**Data supplied**
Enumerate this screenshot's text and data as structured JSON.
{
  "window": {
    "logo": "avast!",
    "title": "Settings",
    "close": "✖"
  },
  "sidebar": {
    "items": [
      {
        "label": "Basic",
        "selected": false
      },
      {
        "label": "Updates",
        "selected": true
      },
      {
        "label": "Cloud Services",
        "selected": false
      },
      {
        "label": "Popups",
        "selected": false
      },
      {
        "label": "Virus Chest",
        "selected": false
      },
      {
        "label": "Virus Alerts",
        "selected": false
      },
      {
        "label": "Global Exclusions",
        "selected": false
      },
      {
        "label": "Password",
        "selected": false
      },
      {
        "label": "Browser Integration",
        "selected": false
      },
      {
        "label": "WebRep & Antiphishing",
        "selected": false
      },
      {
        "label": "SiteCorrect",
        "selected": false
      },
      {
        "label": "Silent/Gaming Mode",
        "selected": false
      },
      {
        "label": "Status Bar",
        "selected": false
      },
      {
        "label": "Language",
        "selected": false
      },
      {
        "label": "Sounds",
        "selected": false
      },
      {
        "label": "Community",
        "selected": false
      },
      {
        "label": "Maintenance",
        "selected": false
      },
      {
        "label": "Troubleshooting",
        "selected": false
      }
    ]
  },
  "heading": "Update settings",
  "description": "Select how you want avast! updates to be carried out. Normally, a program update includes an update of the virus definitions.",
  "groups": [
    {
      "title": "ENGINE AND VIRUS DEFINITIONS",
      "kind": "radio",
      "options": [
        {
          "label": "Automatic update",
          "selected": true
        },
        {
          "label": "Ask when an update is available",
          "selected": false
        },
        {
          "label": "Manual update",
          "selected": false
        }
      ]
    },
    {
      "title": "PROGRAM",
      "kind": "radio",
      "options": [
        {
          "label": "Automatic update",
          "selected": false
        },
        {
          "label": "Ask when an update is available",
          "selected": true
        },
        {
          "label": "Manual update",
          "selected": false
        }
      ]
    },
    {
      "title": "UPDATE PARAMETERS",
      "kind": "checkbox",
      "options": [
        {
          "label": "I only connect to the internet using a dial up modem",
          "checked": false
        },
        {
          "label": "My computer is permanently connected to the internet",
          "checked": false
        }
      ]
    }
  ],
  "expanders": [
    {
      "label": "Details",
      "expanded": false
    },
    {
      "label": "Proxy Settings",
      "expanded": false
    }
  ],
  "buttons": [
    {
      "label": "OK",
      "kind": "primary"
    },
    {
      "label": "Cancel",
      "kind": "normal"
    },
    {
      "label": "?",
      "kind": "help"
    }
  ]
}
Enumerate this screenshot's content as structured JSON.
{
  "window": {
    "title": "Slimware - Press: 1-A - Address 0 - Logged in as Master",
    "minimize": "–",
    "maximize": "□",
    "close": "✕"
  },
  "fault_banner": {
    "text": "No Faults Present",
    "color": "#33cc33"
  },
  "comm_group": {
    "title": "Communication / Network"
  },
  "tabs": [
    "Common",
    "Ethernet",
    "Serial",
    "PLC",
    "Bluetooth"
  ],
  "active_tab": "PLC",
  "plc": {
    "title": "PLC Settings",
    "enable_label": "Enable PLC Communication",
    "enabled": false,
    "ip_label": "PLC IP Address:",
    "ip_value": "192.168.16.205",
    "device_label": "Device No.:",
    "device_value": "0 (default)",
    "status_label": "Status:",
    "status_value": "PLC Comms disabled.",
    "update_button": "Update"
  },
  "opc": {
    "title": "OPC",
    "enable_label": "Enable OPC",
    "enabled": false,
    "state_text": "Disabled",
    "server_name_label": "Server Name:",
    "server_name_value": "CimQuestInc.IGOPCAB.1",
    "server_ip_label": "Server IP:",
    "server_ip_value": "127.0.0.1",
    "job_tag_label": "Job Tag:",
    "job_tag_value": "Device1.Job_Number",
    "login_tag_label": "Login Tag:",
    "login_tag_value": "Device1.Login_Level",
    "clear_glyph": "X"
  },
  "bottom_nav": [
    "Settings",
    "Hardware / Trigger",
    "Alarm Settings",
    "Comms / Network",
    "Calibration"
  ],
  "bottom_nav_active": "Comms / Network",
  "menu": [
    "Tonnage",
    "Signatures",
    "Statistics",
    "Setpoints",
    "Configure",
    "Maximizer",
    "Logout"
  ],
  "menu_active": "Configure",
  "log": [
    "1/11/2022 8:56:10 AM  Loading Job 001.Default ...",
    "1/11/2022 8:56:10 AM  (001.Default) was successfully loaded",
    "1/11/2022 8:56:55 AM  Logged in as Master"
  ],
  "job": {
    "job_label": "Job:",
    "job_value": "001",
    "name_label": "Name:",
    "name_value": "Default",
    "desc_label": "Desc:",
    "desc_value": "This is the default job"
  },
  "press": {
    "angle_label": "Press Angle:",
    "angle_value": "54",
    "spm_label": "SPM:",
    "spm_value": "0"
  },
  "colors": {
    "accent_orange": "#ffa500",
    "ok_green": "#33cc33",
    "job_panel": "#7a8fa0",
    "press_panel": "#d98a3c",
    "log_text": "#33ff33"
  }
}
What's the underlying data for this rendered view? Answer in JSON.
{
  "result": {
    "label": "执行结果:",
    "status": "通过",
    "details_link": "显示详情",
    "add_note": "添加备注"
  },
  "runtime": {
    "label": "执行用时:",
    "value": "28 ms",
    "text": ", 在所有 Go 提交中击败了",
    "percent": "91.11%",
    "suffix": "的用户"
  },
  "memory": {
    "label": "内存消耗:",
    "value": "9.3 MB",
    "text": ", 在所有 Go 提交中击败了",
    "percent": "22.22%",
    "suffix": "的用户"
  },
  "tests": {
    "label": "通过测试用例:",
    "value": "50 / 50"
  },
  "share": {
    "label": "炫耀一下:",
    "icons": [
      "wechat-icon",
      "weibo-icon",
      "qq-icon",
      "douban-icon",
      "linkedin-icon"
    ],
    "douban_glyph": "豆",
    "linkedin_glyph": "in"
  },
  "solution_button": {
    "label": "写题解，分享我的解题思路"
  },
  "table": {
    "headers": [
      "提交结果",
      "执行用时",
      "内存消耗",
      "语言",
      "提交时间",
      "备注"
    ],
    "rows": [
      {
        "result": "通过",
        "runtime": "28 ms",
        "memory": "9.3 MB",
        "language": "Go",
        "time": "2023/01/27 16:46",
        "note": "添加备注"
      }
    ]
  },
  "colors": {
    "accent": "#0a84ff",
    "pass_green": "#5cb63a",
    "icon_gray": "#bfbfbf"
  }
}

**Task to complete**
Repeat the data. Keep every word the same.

**Solution to this problem**
Enumerate this screenshot's text and data as structured JSON.
{
  "window": {
    "logo": "avast!",
    "title": "Settings",
    "close": "✖"
  },
  "sidebar": {
    "items": [
      {
        "label": "Basic",
        "selected": false
      },
      {
        "label": "Updates",
        "selected": true
      },
      {
        "label": "Cloud Services",
        "selected": false
      },
      {
        "label": "Popups",
        "selected": false
      },
      {
        "label": "Virus Chest",
        "selected": false
      },
      {
        "label": "Virus Alerts",
        "selected": false
      },
      {
        "label": "Global Exclusions",
        "selected": false
      },
      {
        "label": "Password",
        "selected": false
      },
      {
        "label": "Browser Integration",
        "selected": false
      },
      {
        "label": "WebRep & Antiphishing",
        "selected": false
      },
      {
        "label": "SiteCorrect",
        "selected": false
      },
      {
        "label": "Silent/Gaming Mode",
        "selected": false
      },
      {
        "label": "Status Bar",
        "selected": false
      },
      {
        "label": "Language",
        "selected": false
      },
      {
        "label": "Sounds",
        "selected": false
      },
      {
        "label": "Community",
        "selected": false
      },
      {
        "label": "Maintenance",
        "selected": false
      },
      {
        "label": "Troubleshooting",
        "selected": false
      }
    ]
  },
  "heading": "Update settings",
  "description": "Select how you want avast! updates to be carried out. Normally, a program update includes an update of the virus definitions.",
  "groups": [
    {
      "title": "ENGINE AND VIRUS DEFINITIONS",
      "kind": "radio",
      "options": [
        {
          "label": "Automatic update",
          "selected": true
        },
        {
          "label": "Ask when an update is available",
          "selected": false
        },
        {
          "label": "Manual update",
          "selected": false
        }
      ]
    },
    {
      "title": "PROGRAM",
      "kind": "radio",
      "options": [
        {
          "label": "Automatic update",
          "selected": false
        },
        {
          "label": "Ask when an update is available",
          "selected": true
        },
        {
          "label": "Manual update",
          "selected": false
        }
      ]
    },
    {
      "title": "UPDATE PARAMETERS",
      "kind": "checkbox",
      "options": [
        {
          "label": "I only connect to the internet using a dial up modem",
          "checked": false
        },
        {
          "label": "My computer is permanently connected to the internet",
          "checked": false
        }
      ]
    }
  ],
  "expanders": [
    {
      "label": "Details",
      "expanded": false
    },
    {
      "label": "Proxy Settings",
      "expanded": false
    }
  ],
  "buttons": [
    {
      "label": "OK",
      "kind": "primary"
    },
    {
      "label": "Cancel",
      "kind": "normal"
    },
    {
      "label": "?",
      "kind": "help"
    }
  ]
}
Enumerate this screenshot's content as structured JSON.
{
  "window": {
    "title": "Slimware - Press: 1-A - Address 0 - Logged in as Master",
    "minimize": "–",
    "maximize": "□",
    "close": "✕"
  },
  "fault_banner": {
    "text": "No Faults Present",
    "color": "#33cc33"
  },
  "comm_group": {
    "title": "Communication / Network"
  },
  "tabs": [
    "Common",
    "Ethernet",
    "Serial",
    "PLC",
    "Bluetooth"
  ],
  "active_tab": "PLC",
  "plc": {
    "title": "PLC Settings",
    "enable_label": "Enable PLC Communication",
    "enabled": false,
    "ip_label": "PLC IP Address:",
    "ip_value": "192.168.16.205",
    "device_label": "Device No.:",
    "device_value": "0 (default)",
    "status_label": "Status:",
    "status_value": "PLC Comms disabled.",
    "update_button": "Update"
  },
  "opc": {
    "title": "OPC",
    "enable_label": "Enable OPC",
    "enabled": false,
    "state_text": "Disabled",
    "server_name_label": "Server Name:",
    "server_name_value": "CimQuestInc.IGOPCAB.1",
    "server_ip_label": "Server IP:",
    "server_ip_value": "127.0.0.1",
    "job_tag_label": "Job Tag:",
    "job_tag_value": "Device1.Job_Number",
    "login_tag_label": "Login Tag:",
    "login_tag_value": "Device1.Login_Level",
    "clear_glyph": "X"
  },
  "bottom_nav": [
    "Settings",
    "Hardware / Trigger",
    "Alarm Settings",
    "Comms / Network",
    "Calibration"
  ],
  "bottom_nav_active": "Comms / Network",
  "menu": [
    "Tonnage",
    "Signatures",
    "Statistics",
    "Setpoints",
    "Configure",
    "Maximizer",
    "Logout"
  ],
  "menu_active": "Configure",
  "log": [
    "1/11/2022 8:56:10 AM  Loading Job 001.Default ...",
    "1/11/2022 8:56:10 AM  (001.Default) was successfully loaded",
    "1/11/2022 8:56:55 AM  Logged in as Master"
  ],
  "job": {
    "job_label": "Job:",
    "job_value": "001",
    "name_label": "Name:",
    "name_value": "Default",
    "desc_label": "Desc:",
    "desc_value": "This is the default job"
  },
  "press": {
    "angle_label": "Press Angle:",
    "angle_value": "54",
    "spm_label": "SPM:",
    "spm_value": "0"
  },
  "colors": {
    "accent_orange": "#ffa500",
    "ok_green": "#33cc33",
    "job_panel": "#7a8fa0",
    "press_panel": "#d98a3c",
    "log_text": "#33ff33"
  }
}
What's the underlying data for this rendered view? Answer in JSON.
{
  "result": {
    "label": "执行结果:",
    "status": "通过",
    "details_link": "显示详情",
    "add_note": "添加备注"
  },
  "runtime": {
    "label": "执行用时:",
    "value": "28 ms",
    "text": ", 在所有 Go 提交中击败了",
    "percent": "91.11%",
    "suffix": "的用户"
  },
  "memory": {
    "label": "内存消耗:",
    "value": "9.3 MB",
    "text": ", 在所有 Go 提交中击败了",
    "percent": "22.22%",
    "suffix": "的用户"
  },
  "tests": {
    "label": "通过测试用例:",
    "value": "50 / 50"
  },
  "share": {
    "label": "炫耀一下:",
    "icons": [
      "wechat-icon",
      "weibo-icon",
      "qq-icon",
      "douban-icon",
      "linkedin-icon"
    ],
    "douban_glyph": "豆",
    "linkedin_glyph": "in"
  },
  "solution_button": {
    "label": "写题解，分享我的解题思路"
  },
  "table": {
    "headers": [
      "提交结果",
      "执行用时",
      "内存消耗",
      "语言",
      "提交时间",
      "备注"
    ],
    "rows": [
      {
        "result": "通过",
        "runtime": "28 ms",
        "memory": "9.3 MB",
        "language": "Go",
        "time": "2023/01/27 16:46",
        "note": "添加备注"
      }
    ]
  },
  "colors": {
    "accent": "#0a84ff",
    "pass_green": "#5cb63a",
    "icon_gray": "#bfbfbf"
  }
}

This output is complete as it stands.